Joe: At our facility in south Texas, which gets probably as much heat and humidity as anywhere in the country, our numbers have been up for 14 years, and they still look good. You get what you pay for in vinyl because the quality of the manufacturing is really what's important in terms of the adhesive and the vinyl itself. One of the problems with this is not the price of purchasing the new numbers. The problem is removing the old numbers and getting the adhesive off, which is time-consuming.
Lolita: When you talk about the lower-quality vinyl--and probably also stenciling--you might not have to pay in the beginning, but you're going to pay in the end. If you use a low-quality vinyl, your adhesive won't stick as long, and the colors will fade. You want something that's going to look good and last for a long time--for years and years.
ISS: Do numbers fade? How often do they need to be replaced?
Joe: Ideally, you would not have to replace numbers but every 15 years. For any of these, there is no maintenance. You just put them up and leave them.
Anywhere in the country, if you use a dark number, like a dark blue or black, you're pretty safe. Red and maybe the light blues will fade. Certainly, you want a good, strong contrast between the background and the number. The more sun you have, the more fading you're going to have. The color on a black or a dark blue number will last longer than 15 years.
ISS: What's the procedure for replacing and applying numbers?

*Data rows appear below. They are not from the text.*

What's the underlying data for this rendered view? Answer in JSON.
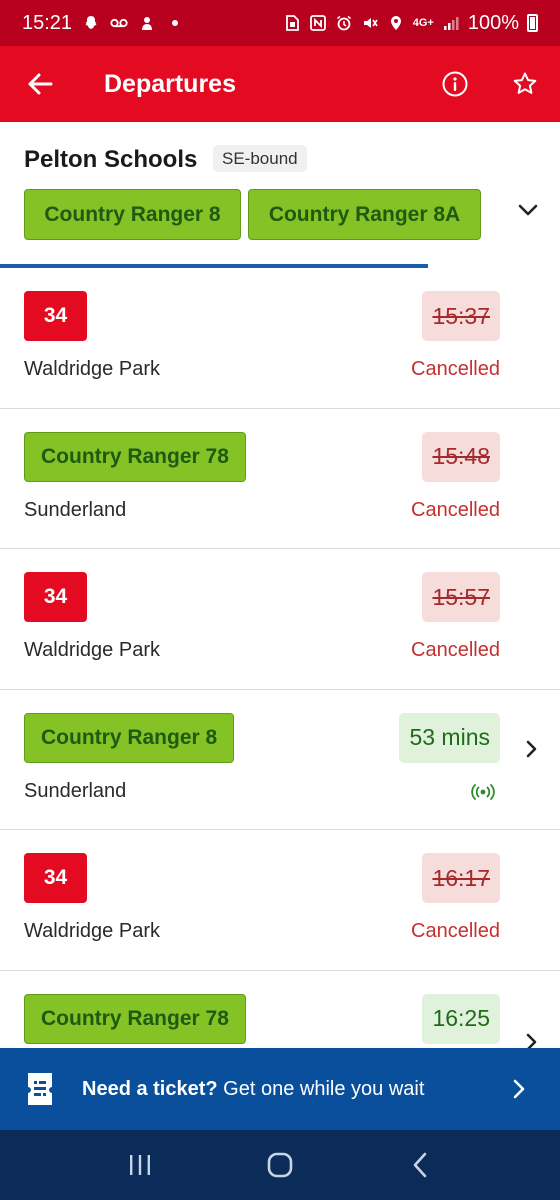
{
  "status_bar": {
    "time": "15:21",
    "network": "4G+",
    "battery": "100%"
  },
  "app_bar": {
    "title": "Departures"
  },
  "stop": {
    "name": "Pelton Schools",
    "bound": "SE-bound",
    "routes": [
      "Country Ranger 8",
      "Country Ranger 8A"
    ]
  },
  "departures": [
    {
      "route": "34",
      "route_style": "red",
      "destination": "Waldridge Park",
      "time": "15:37",
      "status": "Cancelled",
      "state": "cancelled"
    },
    {
      "route": "Country Ranger 78",
      "route_style": "green",
      "destination": "Sunderland",
      "time": "15:48",
      "status": "Cancelled",
      "state": "cancelled"
    },
    {
      "route": "34",
      "route_style": "red",
      "destination": "Waldridge Park",
      "time": "15:57",
      "status": "Cancelled",
      "state": "cancelled"
    },
    {
      "route": "Country Ranger 8",
      "route_style": "green",
      "destination": "Sunderland",
      "time": "53 mins",
      "status": "",
      "state": "live"
    },
    {
      "route": "34",
      "route_style": "red",
      "destination": "Waldridge Park",
      "time": "16:17",
      "status": "Cancelled",
      "state": "cancelled"
    },
    {
      "route": "Country Ranger 78",
      "route_style": "green",
      "destination": "",
      "time": "16:25",
      "status": "",
      "state": "scheduled"
    }
  ],
  "ticket_banner": {
    "bold": "Need a ticket?",
    "text": " Get one while you wait"
  },
  "colors": {
    "brand_red": "#e30a22",
    "route_green": "#84c225",
    "banner_blue": "#0a4f9c",
    "cancel_red": "#c53030"
  },
  "icons": {
    "back": "arrow-left-icon",
    "info": "info-icon",
    "favourite": "star-icon",
    "expand": "chevron-down-icon",
    "live": "live-signal-icon",
    "ticket": "ticket-icon"
  }
}
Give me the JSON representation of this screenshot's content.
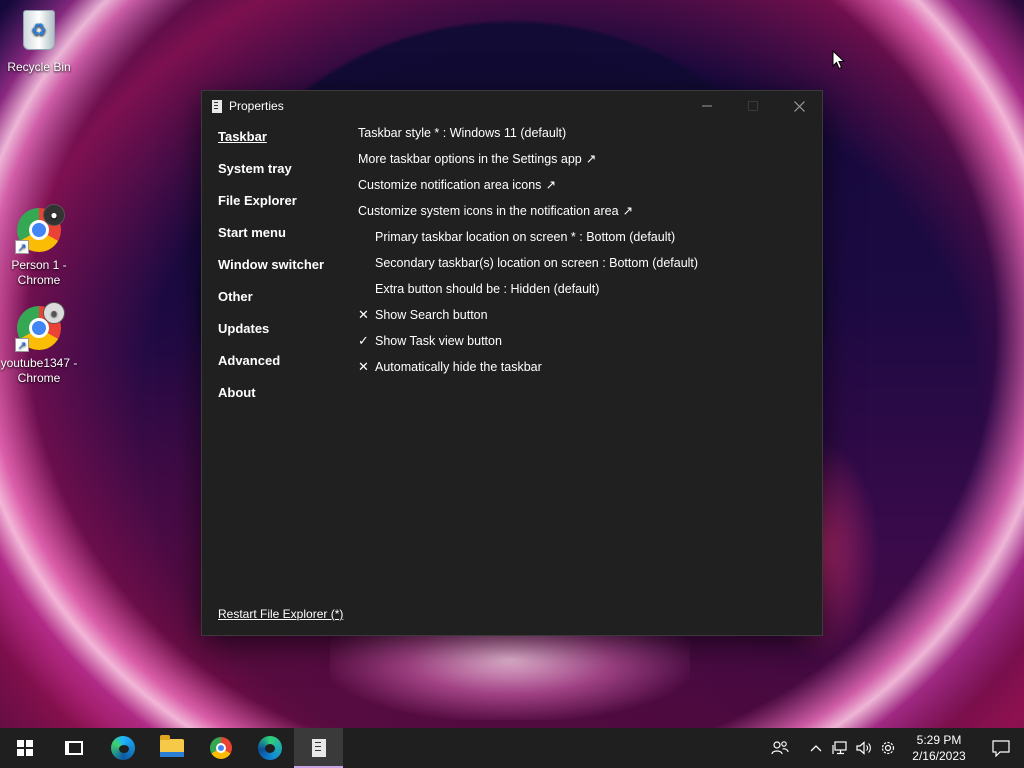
{
  "desktop": {
    "icons": [
      {
        "label": "Recycle Bin"
      },
      {
        "label": "Person 1 - Chrome"
      },
      {
        "label": "youtube1347 - Chrome"
      }
    ]
  },
  "window": {
    "title": "Properties",
    "nav": [
      {
        "label": "Taskbar",
        "active": true
      },
      {
        "label": "System tray"
      },
      {
        "label": "File Explorer"
      },
      {
        "label": "Start menu"
      },
      {
        "label": "Window switcher"
      },
      {
        "label": "Other"
      },
      {
        "label": "Updates"
      },
      {
        "label": "Advanced"
      },
      {
        "label": "About"
      }
    ],
    "settings": [
      {
        "text": "Taskbar style * : Windows 11 (default)"
      },
      {
        "text": "More taskbar options in the Settings app",
        "arrow": "↗"
      },
      {
        "text": "Customize notification area icons",
        "arrow": "↗"
      },
      {
        "text": "Customize system icons in the notification area",
        "arrow": "↗"
      },
      {
        "text": "Primary taskbar location on screen * : Bottom (default)"
      },
      {
        "text": "Secondary taskbar(s) location on screen : Bottom (default)"
      },
      {
        "text": "Extra button should be : Hidden (default)"
      },
      {
        "text": "Show Search button",
        "mark": "✕"
      },
      {
        "text": "Show Task view button",
        "mark": "✓"
      },
      {
        "text": "Automatically hide the taskbar",
        "mark": "✕"
      }
    ],
    "restart_link": "Restart File Explorer (*)"
  },
  "taskbar": {
    "clock_time": "5:29 PM",
    "clock_date": "2/16/2023"
  }
}
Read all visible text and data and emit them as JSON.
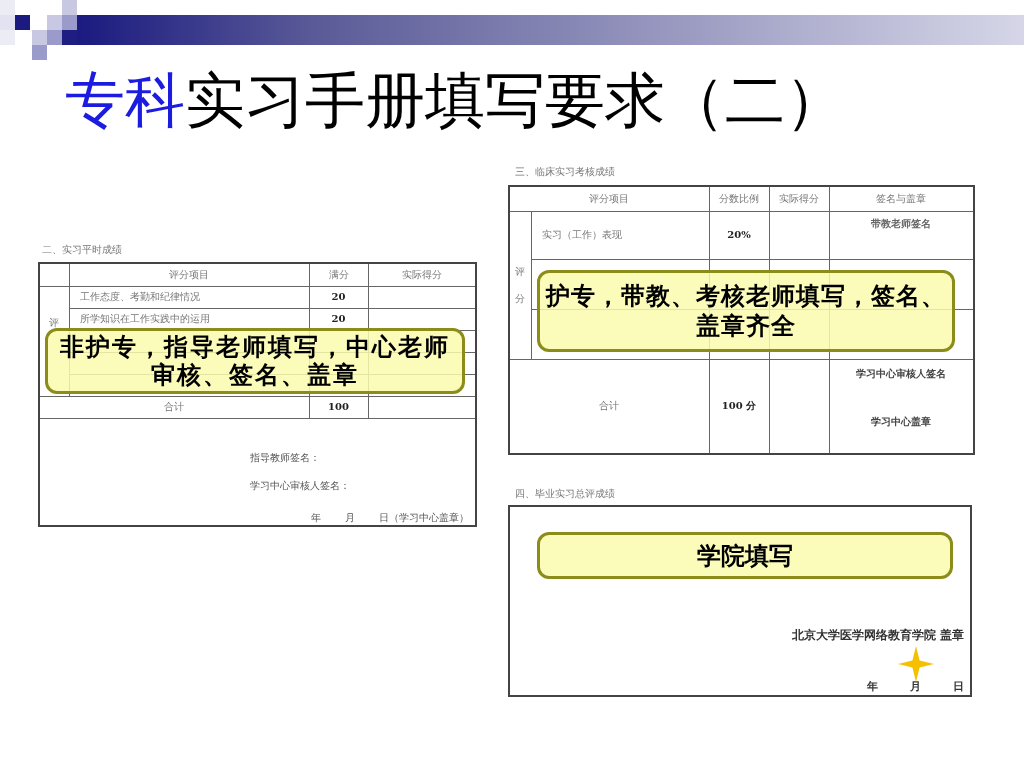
{
  "header": {
    "title_parts": [
      {
        "kind": "highlight",
        "text": "专科"
      },
      {
        "kind": "plain",
        "text": "实习手册填写要求（二）"
      }
    ]
  },
  "left_form": {
    "heading": "二、实习平时成绩",
    "columns": [
      "评分项目",
      "满分",
      "实际得分"
    ],
    "side_label": "评",
    "rows": [
      {
        "item": "工作态度、考勤和纪律情况",
        "full_score": "20"
      },
      {
        "item": "所学知识在工作实践中的运用",
        "full_score": "20"
      }
    ],
    "total": {
      "label": "合计",
      "full_score": "100"
    },
    "signatures": [
      "指导教师签名：",
      "学习中心审核人签名："
    ],
    "date_parts": [
      "年",
      "月",
      "日（学习中心盖章）"
    ],
    "callout": [
      "非护专，指导老师填写，中心老师",
      "审核、签名、盖章"
    ]
  },
  "clinical_form": {
    "heading": "三、临床实习考核成绩",
    "columns": [
      "评分项目",
      "分数比例",
      "实际得分",
      "签名与盖章"
    ],
    "side_label": "评分",
    "rows": [
      {
        "item": "实习（工作）表现",
        "ratio": "20%",
        "signatures": [
          "带教老师签名"
        ]
      }
    ],
    "total": {
      "label": "合计",
      "ratio": "100 分",
      "signatures": [
        "学习中心审核人签名",
        "学习中心盖章"
      ]
    },
    "callout": [
      "护专，带教、考核老师填写，签名、",
      "盖章齐全"
    ]
  },
  "final_form": {
    "heading": "四、毕业实习总评成绩",
    "callout": [
      "学院填写"
    ],
    "stamp": "北京大学医学网络教育学院 盖章",
    "date_parts": [
      "年",
      "月",
      "日"
    ]
  }
}
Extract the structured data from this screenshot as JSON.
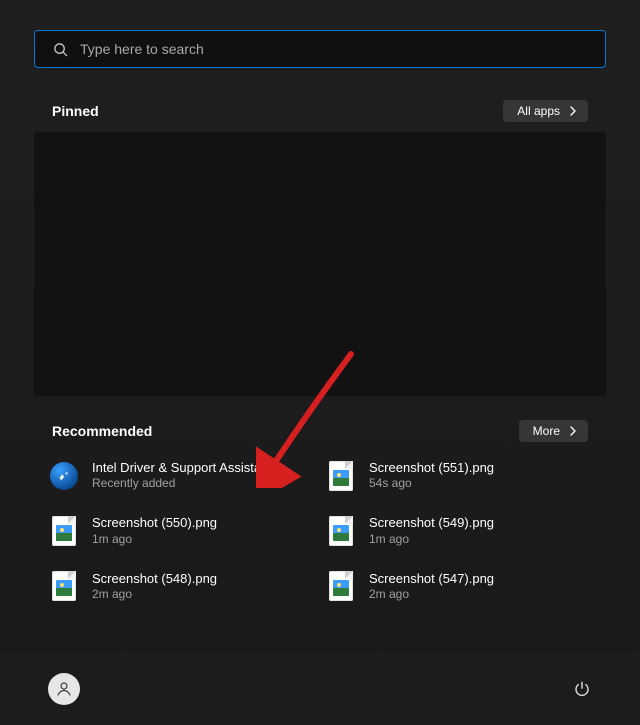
{
  "search": {
    "placeholder": "Type here to search"
  },
  "pinned": {
    "title": "Pinned",
    "all_apps_label": "All apps"
  },
  "recommended": {
    "title": "Recommended",
    "more_label": "More",
    "items": [
      {
        "title": "Intel Driver & Support Assistant",
        "subtitle": "Recently added",
        "icon": "intel"
      },
      {
        "title": "Screenshot (551).png",
        "subtitle": "54s ago",
        "icon": "image"
      },
      {
        "title": "Screenshot (550).png",
        "subtitle": "1m ago",
        "icon": "image"
      },
      {
        "title": "Screenshot (549).png",
        "subtitle": "1m ago",
        "icon": "image"
      },
      {
        "title": "Screenshot (548).png",
        "subtitle": "2m ago",
        "icon": "image"
      },
      {
        "title": "Screenshot (547).png",
        "subtitle": "2m ago",
        "icon": "image"
      }
    ]
  }
}
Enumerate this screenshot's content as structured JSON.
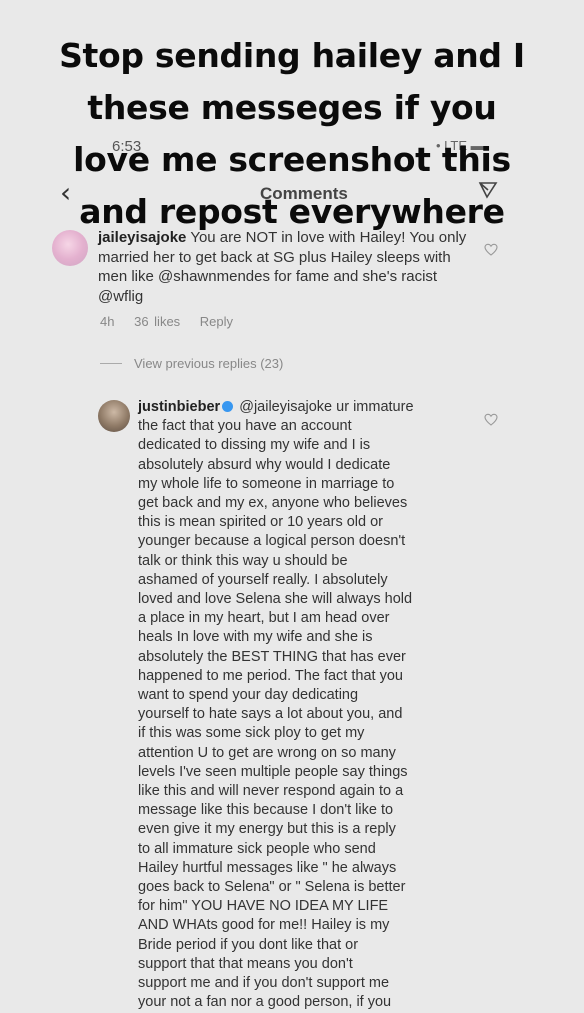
{
  "overlay": {
    "lines": [
      "Stop sending hailey and I",
      "these messeges if you",
      "love me screenshot this",
      "and repost everywhere"
    ]
  },
  "status_bar": {
    "time": "6:53",
    "right": "• LTE ▬"
  },
  "nav": {
    "back_icon": "chevron-left-icon",
    "title": "Comments",
    "send_icon": "paper-plane-icon"
  },
  "comments": [
    {
      "username": "jaileyisajoke",
      "text": "You are NOT in love with Hailey! You only married her to get back at SG plus Hailey sleeps with men like @shawnmendes for fame and she's racist @wflig",
      "time": "4h",
      "likes": "36 likes",
      "reply": "Reply"
    }
  ],
  "view_replies": "View previous replies (23)",
  "reply_comment": {
    "username": "justinbieber",
    "mention": "@jaileyisajoke",
    "lines": [
      "ur immature",
      "the fact that you have an account",
      "dedicated to dissing my wife and I is",
      "absolutely absurd why would I dedicate",
      "my whole life to someone in marriage to",
      "get back and my ex, anyone who believes",
      "this is mean spirited or 10 years old or",
      "younger because a logical person doesn't",
      "talk or think this way u should be",
      "ashamed of yourself really.  I absolutely",
      "loved and love Selena she will always hold",
      "a place in my heart, but I am head over",
      "heals In love with my wife and she is",
      "absolutely the BEST THING that has ever",
      "happened to me period. The fact that you",
      "want to spend your day dedicating",
      "yourself to hate says a lot about you, and",
      "if this was some sick ploy to get my",
      "attention U to get are wrong on so many",
      "levels I've seen multiple people say things",
      "like this and will never respond again to a",
      "message like this because I don't like to",
      "even give it my energy but this is a reply",
      "to all immature sick people who send",
      "Hailey hurtful messages like \" he always",
      "goes back to Selena\" or \" Selena is better",
      "for him\" YOU HAVE NO IDEA MY LIFE",
      "AND WHAts good for me!! Hailey is my",
      "Bride period if you dont like that or",
      "support that that means you don't",
      "support me and if you don't support me",
      "your not a fan nor a good person, if you"
    ]
  }
}
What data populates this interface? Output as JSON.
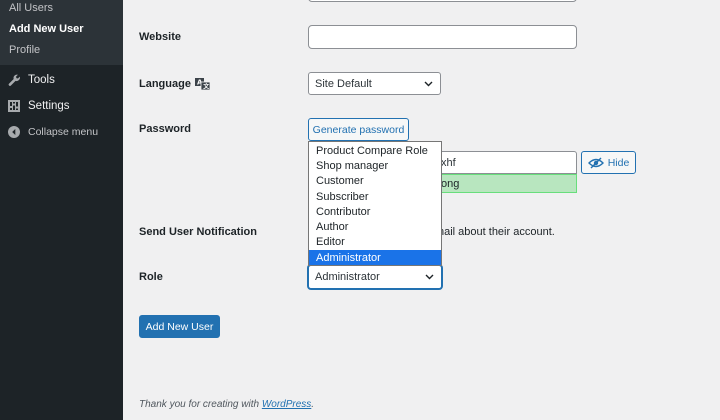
{
  "sidebar": {
    "submenu": [
      "All Users",
      "Add New User",
      "Profile"
    ],
    "items": [
      {
        "label": "Tools",
        "icon": "wrench-icon"
      },
      {
        "label": "Settings",
        "icon": "settings-icon"
      },
      {
        "label": "Collapse menu",
        "icon": "collapse-icon"
      }
    ]
  },
  "form": {
    "website_label": "Website",
    "website_value": "",
    "language_label": "Language",
    "language_value": "Site Default",
    "password_label": "Password",
    "generate_password_label": "Generate password",
    "password_value_visible": "xhf",
    "hide_label": "Hide",
    "strength_visible": "ong",
    "notification_label": "Send User Notification",
    "notification_text_visible": "nail about their account.",
    "role_label": "Role",
    "role_value": "Administrator",
    "role_options": [
      "Product Compare Role",
      "Shop manager",
      "Customer",
      "Subscriber",
      "Contributor",
      "Author",
      "Editor",
      "Administrator"
    ],
    "submit_label": "Add New User"
  },
  "footer": {
    "text": "Thank you for creating with ",
    "link": "WordPress",
    "end": "."
  },
  "colors": {
    "sidebar": "#1d2327",
    "accent": "#2271b1",
    "highlight": "#1a73e8",
    "strength_bg": "#b8e6bf"
  }
}
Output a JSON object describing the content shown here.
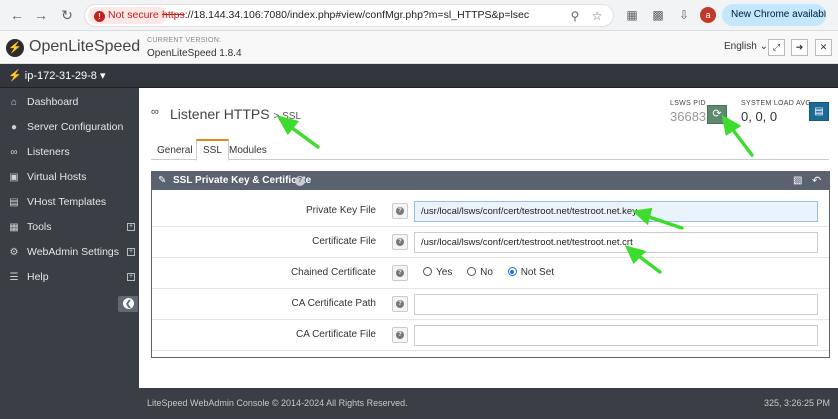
{
  "browser": {
    "secure_label": "Not secure",
    "url_scheme": "https",
    "url_rest": "://18.144.34.106:7080/index.php#view/confMgr.php?m=sl_HTTPS&p=lsec",
    "profile_initial": "a",
    "update_label": "New Chrome available"
  },
  "header": {
    "brand": "OpenLiteSpeed",
    "version_label": "CURRENT VERSION:",
    "version_value": "OpenLiteSpeed 1.8.4",
    "language": "English"
  },
  "server": {
    "name": "ip-172-31-29-8"
  },
  "sidebar": {
    "items": [
      {
        "label": "Dashboard",
        "icon": "dashboard-icon",
        "expandable": false
      },
      {
        "label": "Server Configuration",
        "icon": "globe-icon",
        "expandable": false
      },
      {
        "label": "Listeners",
        "icon": "link-icon",
        "expandable": false
      },
      {
        "label": "Virtual Hosts",
        "icon": "cubes-icon",
        "expandable": false
      },
      {
        "label": "VHost Templates",
        "icon": "file-icon",
        "expandable": false
      },
      {
        "label": "Tools",
        "icon": "grid-icon",
        "expandable": true
      },
      {
        "label": "WebAdmin Settings",
        "icon": "gear-icon",
        "expandable": true
      },
      {
        "label": "Help",
        "icon": "list-icon",
        "expandable": true
      }
    ]
  },
  "page": {
    "title": "Listener HTTPS",
    "subtitle": "> SSL",
    "pid_label": "LSWS PID",
    "pid_value": "36683",
    "load_label": "SYSTEM LOAD AVG",
    "load_value": "0, 0, 0"
  },
  "tabs": [
    {
      "label": "General",
      "active": false
    },
    {
      "label": "SSL",
      "active": true
    },
    {
      "label": "Modules",
      "active": false
    }
  ],
  "panel": {
    "title": "SSL Private Key & Certificate",
    "rows": [
      {
        "label": "Private Key File",
        "value": "/usr/local/lsws/conf/cert/testroot.net/testroot.net.key"
      },
      {
        "label": "Certificate File",
        "value": "/usr/local/lsws/conf/cert/testroot.net/testroot.net.crt"
      },
      {
        "label": "Chained Certificate",
        "options": [
          "Yes",
          "No",
          "Not Set"
        ],
        "selected": "Not Set"
      },
      {
        "label": "CA Certificate Path",
        "value": ""
      },
      {
        "label": "CA Certificate File",
        "value": ""
      }
    ]
  },
  "footer": {
    "copyright": "LiteSpeed WebAdmin Console © 2014-2024 All Rights Reserved.",
    "time": "325, 3:26:25 PM"
  },
  "colors": {
    "accent_tab": "#e08a1e",
    "restart": "#5d8a6e",
    "chart": "#1d6a96",
    "annotation": "#3ddc2e"
  }
}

Joe: We've struggled with this for a long time ourselves. It's a very time-consuming and difficult process to peel numbers off. We had a hot-water pressure-washer company come out, and found that with 210-degree water and about 3,500 pounds for pressure, you can knock the numbers off with a sprayer. That is so much faster than peeling them off.
After you get the numbers off, you need to use an adhesive remover. Use a piece of plastic, like a credit card, put the adhesive remover on there, scrape it and then wipe it off with a paper towel.
Lolita: When you're putting vinyl onto metal, simply take water and alcohol in a bottle and spray the surface you're about to apply the number to so it's clean, and wipe that off with a dust cloth. The number itself will come with a paper backing and a taped front. You'll peel off the backing, place the number directly onto the metal building, take a credit card or squeegee, wipe over the number and pull the tape off. It's a very simple method.
When you're putting vinyl numbers onto a metal building, Scotch suggests that the surface be at 45 degrees or warmer, so if you're putting this on in the middle of winter when it's 32 degrees, you can still put the numbers on.
Just take a hair dryer or heat gun and heat the metal for about a minute and put the number on.
If you've got a concrete building, stucco, brick or unpainted wood, the vinyl number is not going to stick. What we do is put those numbers onto an aluminum plate, which comes in various shades and colors. The way to adhere the aluminum to the building is to punch holes and screw it on; or the simplest, most economical way is to place two beads of construction adhesive (from a caulking gun) to the back and simply press it on.